Survivor says cancer was a godsend
FORT WORTH, Texas (SWBTS) – Thousands of men, women and children know the pain of cancer—the wondering, the surgeries, the treatments followed by weariness, the death of family members. For Christians and non-believers alike, the term “cancer” conjures up images of evil, grief and loss. Preachers often remind their congregations that sin, like cancer, wreaks death.
But for Jason Galloway, a cancer-survivor and student in the College at Southwestern, cancer was a godsend.
“God allowed that cancer to come into me because he knew that it was what it would take for me to wake up,” Galloway said. “It is that same love that put Jesus on the cross. … When you experience that, you have nothing else to do but follow.”
Although he decided to follow Christ as a teenager, Galloway was not discipled, and he lived for more than a dozen years without recognizing Christ’s place in his life.

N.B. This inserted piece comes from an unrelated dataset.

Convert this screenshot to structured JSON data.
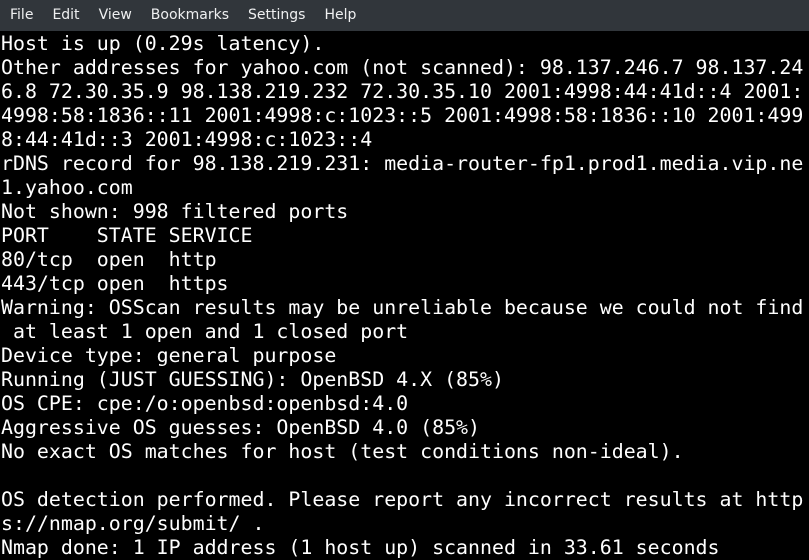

He pursued his own plans and desires. But when he discovered that he had cancer at the age of 30, he realized how far he had strayed from God’s call. Through all his experiences, he has also learned that, as Proverbs 20:24 states, “A man’s steps are determined by the Lord, so how can anyone understand his own way?” (HCSB)
When he found out he had cancer, Galloway had been enduring stomach pains for three or four months, expecting that he suffered only from ulcers. After performing tests on Galloway, his doctor informed him that his situation was much worse than he thought.
“I’ll never forget it, his face,” Galloway said. “He was extremely white. He was emotionless.” His doctor insisted that he, his wife and his mother sit down. He then informed them that Galloway had a 10-inch, malignant tumor. The following evening, Galloway wept before God.
“I was to the breaking point,” he recounted. “I just cried out to God and said, ‘God, I don’t want to die. I don’t want to die. But if I have to … forgive me of the things I’ve done.’” After surrendering to God, he felt a peace and assurance that he would survive his cancer.
After he completed months of treatment, Galloway began a six-month discipleship process. During this process, he accepted God’s call into ministry.
“I’ll never forget that moment either,” he said. “It was another moment that you can’t put into any words … but you know it’s real because you experienced it. You experienced God in a way that is powerful and moving, and it just changes your life.
“When He revealed to me what He wanted me to do, I was like, ‘I don’t know. That’s not what I had planned,’” Galloway added. Although he developed a passion for adult ministry through his discipleship process, Galloway felt God was directing his steps toward children’s ministry. “But I am glad I followed, because it has been the most rewarding, the most blessed time of my life.”
Galloway then quit his job as a chef and followed God’s call to children’s ministry, until he once again sensed that God was redirecting his steps—this time to ministry training. In the fall of 2008 Galloway moved to Fort Worth, along with his wife, Billie, and their two daughters, Danielle and Samantha.
Galloway is now working toward his Bachelor of Humanities degree in the College at Southwestern. He uses his ministry calling as a children’s minister at Springdale Baptist Church and his culinary expertise as a chef in the Southwestern Seminary Grill. Coming to Southwestern’s Dining Services with an associate’s degree in culinary arts from Oklahoma State University and with experience as co-owner of a restaurant and as executive chef at a five-star resort, Galloway is intent on helping Southwestern serve the next generation of Christian ministers.
“I don’t understand sometimes what God does, what He has for me,” Galloway said. “So I am just taking it day by day. That’s the best way to do it, by the way. For the first 20 or 30 years of my life, I did it my way. ... He has been so faithful. It’s unbelievable. Even when I’m not faithful, He’s faithful, and it blows me away. I’m not going back to that. I’m going to keep following God.”